Reports from Hay Group show workers’ feelings about work/life balance vary between countries.

Employment experts are increasingly turning their attention to the question of whether a true work/life balance can really be achieved.

Mobile technology means employees can almost always be contacted, while a recent report by the Institute of Leadership and Management suggests that 94% of managers work longer hours than stated on their contracts.

Global management consulting firm Hay Group has delved into its database of employee surveys to explore how people feel about their work/life balance as well as the support they receive from employers.

More than two-thirds (39%) of respondents don’t believe they have a good balance between their work and personal lives.


The research also suggests helping staff to achieve a good work/life balance can aid retention. Those organisations that do this well see fewer employees looking to leave (17% compared to 27%).


UK Faculty of Public Health president John Ashton has called for the introduction of a four-day week as the norm for UK businesses.

“When you look at the way we live, the stress that people are under, [work-related] mental health is clearly a major issue,” he said. “We should be moving towards a four-day week because you’ve got a proportion of the population who are working too hard and a proportion that haven’t got jobs.”

Hay Group European director Ben Hubbard believes that, if this is to become a reality, HR must play its part.

“Business and managers sometimes lack the momentum to change the status quo and don’t understand the potential benefits,” he said.

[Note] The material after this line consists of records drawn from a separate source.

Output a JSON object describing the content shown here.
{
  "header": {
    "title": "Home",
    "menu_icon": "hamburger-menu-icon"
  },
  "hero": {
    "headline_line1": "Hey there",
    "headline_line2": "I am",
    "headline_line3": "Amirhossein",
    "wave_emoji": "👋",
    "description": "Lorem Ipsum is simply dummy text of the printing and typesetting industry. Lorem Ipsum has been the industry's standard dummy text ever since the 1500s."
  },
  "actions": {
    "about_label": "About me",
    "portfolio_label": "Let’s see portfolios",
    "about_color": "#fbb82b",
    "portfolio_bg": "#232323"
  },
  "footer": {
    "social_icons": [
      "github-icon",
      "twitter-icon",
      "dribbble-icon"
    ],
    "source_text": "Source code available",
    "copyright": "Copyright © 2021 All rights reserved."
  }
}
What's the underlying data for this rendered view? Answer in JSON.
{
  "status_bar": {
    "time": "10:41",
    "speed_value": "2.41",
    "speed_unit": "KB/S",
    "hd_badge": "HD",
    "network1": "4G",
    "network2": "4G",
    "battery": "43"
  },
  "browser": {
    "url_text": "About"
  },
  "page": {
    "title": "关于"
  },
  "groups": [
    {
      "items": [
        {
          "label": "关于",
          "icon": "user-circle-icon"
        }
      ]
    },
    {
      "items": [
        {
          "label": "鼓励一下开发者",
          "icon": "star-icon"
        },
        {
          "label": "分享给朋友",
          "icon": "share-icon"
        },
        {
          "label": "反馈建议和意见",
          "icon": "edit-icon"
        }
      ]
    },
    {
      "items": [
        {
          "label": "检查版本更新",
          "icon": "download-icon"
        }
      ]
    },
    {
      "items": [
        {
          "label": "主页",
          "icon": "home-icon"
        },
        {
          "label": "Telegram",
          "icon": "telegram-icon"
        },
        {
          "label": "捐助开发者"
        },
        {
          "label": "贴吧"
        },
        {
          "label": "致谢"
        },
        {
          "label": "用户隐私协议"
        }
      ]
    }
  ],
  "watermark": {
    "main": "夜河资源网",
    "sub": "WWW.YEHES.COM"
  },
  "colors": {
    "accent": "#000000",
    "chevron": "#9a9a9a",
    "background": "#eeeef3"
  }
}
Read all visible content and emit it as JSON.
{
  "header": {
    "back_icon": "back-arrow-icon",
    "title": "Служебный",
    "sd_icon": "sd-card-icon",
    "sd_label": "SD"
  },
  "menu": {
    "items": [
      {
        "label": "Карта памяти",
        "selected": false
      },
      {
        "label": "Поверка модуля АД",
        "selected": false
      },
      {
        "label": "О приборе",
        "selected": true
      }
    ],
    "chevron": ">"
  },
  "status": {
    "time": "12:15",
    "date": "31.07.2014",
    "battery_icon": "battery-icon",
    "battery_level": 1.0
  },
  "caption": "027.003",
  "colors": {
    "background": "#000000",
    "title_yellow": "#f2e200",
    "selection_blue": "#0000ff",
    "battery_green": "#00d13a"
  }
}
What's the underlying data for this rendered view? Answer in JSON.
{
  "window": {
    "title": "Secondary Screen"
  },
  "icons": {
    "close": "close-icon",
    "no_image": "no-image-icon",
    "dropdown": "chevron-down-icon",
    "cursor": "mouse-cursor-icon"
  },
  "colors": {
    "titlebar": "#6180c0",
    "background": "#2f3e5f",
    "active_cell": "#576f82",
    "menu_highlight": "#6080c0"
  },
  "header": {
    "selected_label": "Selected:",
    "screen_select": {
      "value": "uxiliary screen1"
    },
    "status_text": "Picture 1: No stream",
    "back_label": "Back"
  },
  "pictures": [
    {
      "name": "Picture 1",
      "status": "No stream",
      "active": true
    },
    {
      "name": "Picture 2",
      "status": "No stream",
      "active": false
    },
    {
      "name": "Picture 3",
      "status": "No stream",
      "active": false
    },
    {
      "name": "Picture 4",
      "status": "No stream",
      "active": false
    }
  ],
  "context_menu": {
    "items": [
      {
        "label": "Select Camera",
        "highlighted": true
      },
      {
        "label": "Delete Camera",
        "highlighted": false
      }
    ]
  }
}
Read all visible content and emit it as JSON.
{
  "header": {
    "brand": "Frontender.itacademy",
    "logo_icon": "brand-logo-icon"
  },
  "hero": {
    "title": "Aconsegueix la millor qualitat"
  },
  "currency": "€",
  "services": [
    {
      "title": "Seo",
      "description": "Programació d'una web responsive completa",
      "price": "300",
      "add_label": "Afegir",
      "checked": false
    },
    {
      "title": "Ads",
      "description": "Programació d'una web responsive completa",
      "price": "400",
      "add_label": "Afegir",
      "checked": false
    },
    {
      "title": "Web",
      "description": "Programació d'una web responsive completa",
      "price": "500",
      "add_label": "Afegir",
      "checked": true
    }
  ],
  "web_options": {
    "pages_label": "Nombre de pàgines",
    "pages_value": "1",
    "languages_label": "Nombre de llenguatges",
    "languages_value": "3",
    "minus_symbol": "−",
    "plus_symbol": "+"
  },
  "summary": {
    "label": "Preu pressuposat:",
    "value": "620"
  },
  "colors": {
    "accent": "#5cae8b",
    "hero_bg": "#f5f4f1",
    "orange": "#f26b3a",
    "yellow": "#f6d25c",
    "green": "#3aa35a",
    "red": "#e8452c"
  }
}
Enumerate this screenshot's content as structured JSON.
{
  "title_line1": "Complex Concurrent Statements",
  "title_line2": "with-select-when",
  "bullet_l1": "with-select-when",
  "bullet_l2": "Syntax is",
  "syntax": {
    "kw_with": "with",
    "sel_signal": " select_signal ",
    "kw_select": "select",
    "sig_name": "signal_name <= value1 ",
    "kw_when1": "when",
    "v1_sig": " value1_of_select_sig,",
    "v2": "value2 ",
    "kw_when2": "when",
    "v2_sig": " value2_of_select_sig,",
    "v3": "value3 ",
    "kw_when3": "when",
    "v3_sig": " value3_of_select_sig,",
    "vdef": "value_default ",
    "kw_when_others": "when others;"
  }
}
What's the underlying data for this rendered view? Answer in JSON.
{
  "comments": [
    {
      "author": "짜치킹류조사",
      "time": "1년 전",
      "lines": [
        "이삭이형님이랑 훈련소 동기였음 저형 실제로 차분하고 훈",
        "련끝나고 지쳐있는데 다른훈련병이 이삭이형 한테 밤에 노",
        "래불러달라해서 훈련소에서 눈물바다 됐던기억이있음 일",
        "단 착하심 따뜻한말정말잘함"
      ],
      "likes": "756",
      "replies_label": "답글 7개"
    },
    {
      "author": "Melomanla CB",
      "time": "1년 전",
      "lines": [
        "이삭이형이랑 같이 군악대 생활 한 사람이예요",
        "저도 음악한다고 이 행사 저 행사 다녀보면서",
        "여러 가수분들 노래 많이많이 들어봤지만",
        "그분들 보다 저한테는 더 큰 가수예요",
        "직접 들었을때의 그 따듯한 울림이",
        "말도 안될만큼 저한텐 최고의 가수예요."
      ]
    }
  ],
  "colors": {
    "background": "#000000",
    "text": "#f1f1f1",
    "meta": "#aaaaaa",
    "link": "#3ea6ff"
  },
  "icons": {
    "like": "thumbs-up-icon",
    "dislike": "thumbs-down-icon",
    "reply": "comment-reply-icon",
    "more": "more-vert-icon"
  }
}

Above: Responses to the statement 'My company supports me in achieving a reasonable balance between my work and personal life'. ILM research.